Tang Wei gives a startling performance as the widow with opaque intentions. Her seeming lack of emotion over her husband’s death leaves her open to suspicions but it also seems clear that she’s the smartest person in the room at any given time. Wei brings an evident rawness to Seo-rae, an outsider in her adopted country whose language skills she constantly worries about, yet there’s clearly a spine of iron in this beautiful woman. You never doubt that she could stand toe to toe with anyone who doubts her. Hopefully awards season will pay notice to Wei’s work, although their exhausting bias towards performances not in the English language will be tough to overcome. There’s obvious irony to this because so much of Wei’s performance is rooted in how she is forced to juggle languages. Armed with a surprisingly efficient translator on her phone, she speaks Chinese to let Hae-jun have a more accurate statement of her emotions. Of course, neither of them is transparent with one another, and language shifts show this in action.
It’s impossible to discuss the second half of Decision to Leave without spoilers so I won’t get into the nitty-gritty, but it does offer a fascinating haunted mirror of sorts to everything that precedes it. Hae-jun and Seo-rae are forced into another mystery that throws his steadfast beliefs to the wayside. His emotional and moral conflict makes for some of the film’s most tangled scenes, the crumbling of a man who has nothing to his name but his fight for justice who has now lost that safe port in the storm.
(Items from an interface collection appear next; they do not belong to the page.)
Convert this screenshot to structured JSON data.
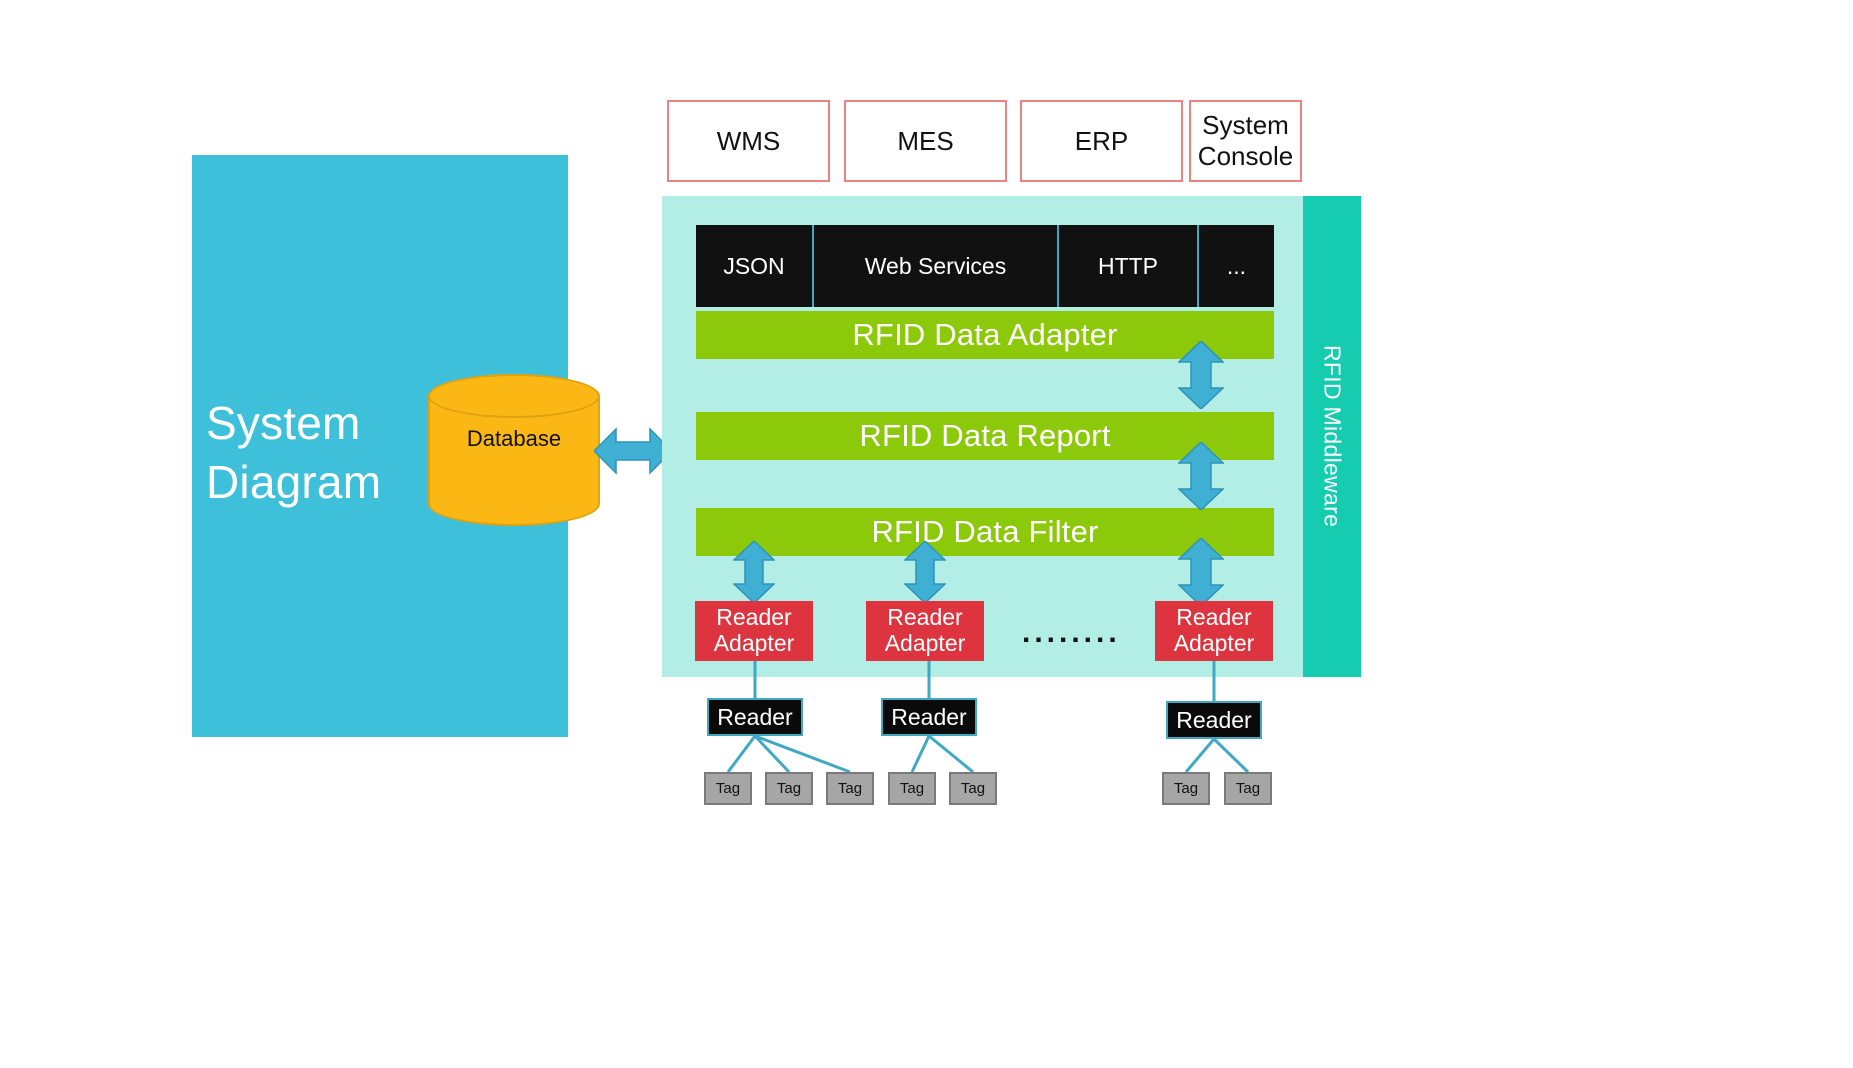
{
  "colors": {
    "left_panel": "#3FC0DA",
    "database": "#FBB714",
    "middleware_outer": "#B2EDE6",
    "middleware_side": "#15CCB0",
    "protocol_bar": "#111111",
    "layer_green": "#8CC90B",
    "reader_adapter_red": "#DD3440",
    "reader_black": "#0A0A0A",
    "tag_gray": "#A6A6A6",
    "arrow_blue": "#3FAFD4",
    "top_box_border": "#EF8080",
    "connector_blue": "#3FA9C4"
  },
  "left_panel": {
    "title": "System\nDiagram"
  },
  "database": {
    "label": "Database"
  },
  "arrows": {
    "db_to_middleware": "double-headed-horizontal-arrow",
    "adapter_report": "double-headed-vertical-arrow",
    "report_filter": "double-headed-vertical-arrow",
    "filter_readeradapter": "double-headed-vertical-arrow"
  },
  "top_systems": [
    {
      "label": "WMS"
    },
    {
      "label": "MES"
    },
    {
      "label": "ERP"
    },
    {
      "label": "System\nConsole"
    }
  ],
  "middleware": {
    "side_label": "RFID Middleware",
    "protocols": [
      {
        "label": "JSON"
      },
      {
        "label": "Web Services"
      },
      {
        "label": "HTTP"
      },
      {
        "label": "..."
      }
    ],
    "layers": [
      {
        "label": "RFID Data Adapter"
      },
      {
        "label": "RFID Data Report"
      },
      {
        "label": "RFID Data Filter"
      }
    ],
    "reader_adapters": [
      {
        "label": "Reader\nAdapter"
      },
      {
        "label": "Reader\nAdapter"
      },
      {
        "label": "Reader\nAdapter"
      }
    ],
    "ellipsis": "........"
  },
  "readers": [
    {
      "label": "Reader",
      "tags": [
        {
          "label": "Tag"
        },
        {
          "label": "Tag"
        },
        {
          "label": "Tag"
        }
      ]
    },
    {
      "label": "Reader",
      "tags": [
        {
          "label": "Tag"
        },
        {
          "label": "Tag"
        }
      ]
    },
    {
      "label": "Reader",
      "tags": [
        {
          "label": "Tag"
        },
        {
          "label": "Tag"
        }
      ]
    }
  ],
  "tags_flat": [
    {
      "label": "Tag"
    },
    {
      "label": "Tag"
    },
    {
      "label": "Tag"
    },
    {
      "label": "Tag"
    },
    {
      "label": "Tag"
    },
    {
      "label": "Tag"
    },
    {
      "label": "Tag"
    }
  ]
}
If the first half of the film is a traditional thriller, the second half is the dissection of how such stories actually work. It’s pure Park, so effortlessly labyrinthine that the familiarity of this thriller plot barely registers as something we’ve seen a million times before.
It has to come to an end eventually, as all cat-and-mouse chases do, but Decision to Leave is such an enveloping experience that you almost wish it didn’t. You want to see how far Park can take this, how much he can continue to tease out the conventions of a well-worn genre and make it entirely his own. It’s easy to be taken in by this film, and here’s hoping it offers Director Park his long-awaited chance to be an Oscar nominee. Then again, it’s not his fault the Academy takes so long to play catch-up with an undisputed master of the field.
Decision to Leave is in theaters now.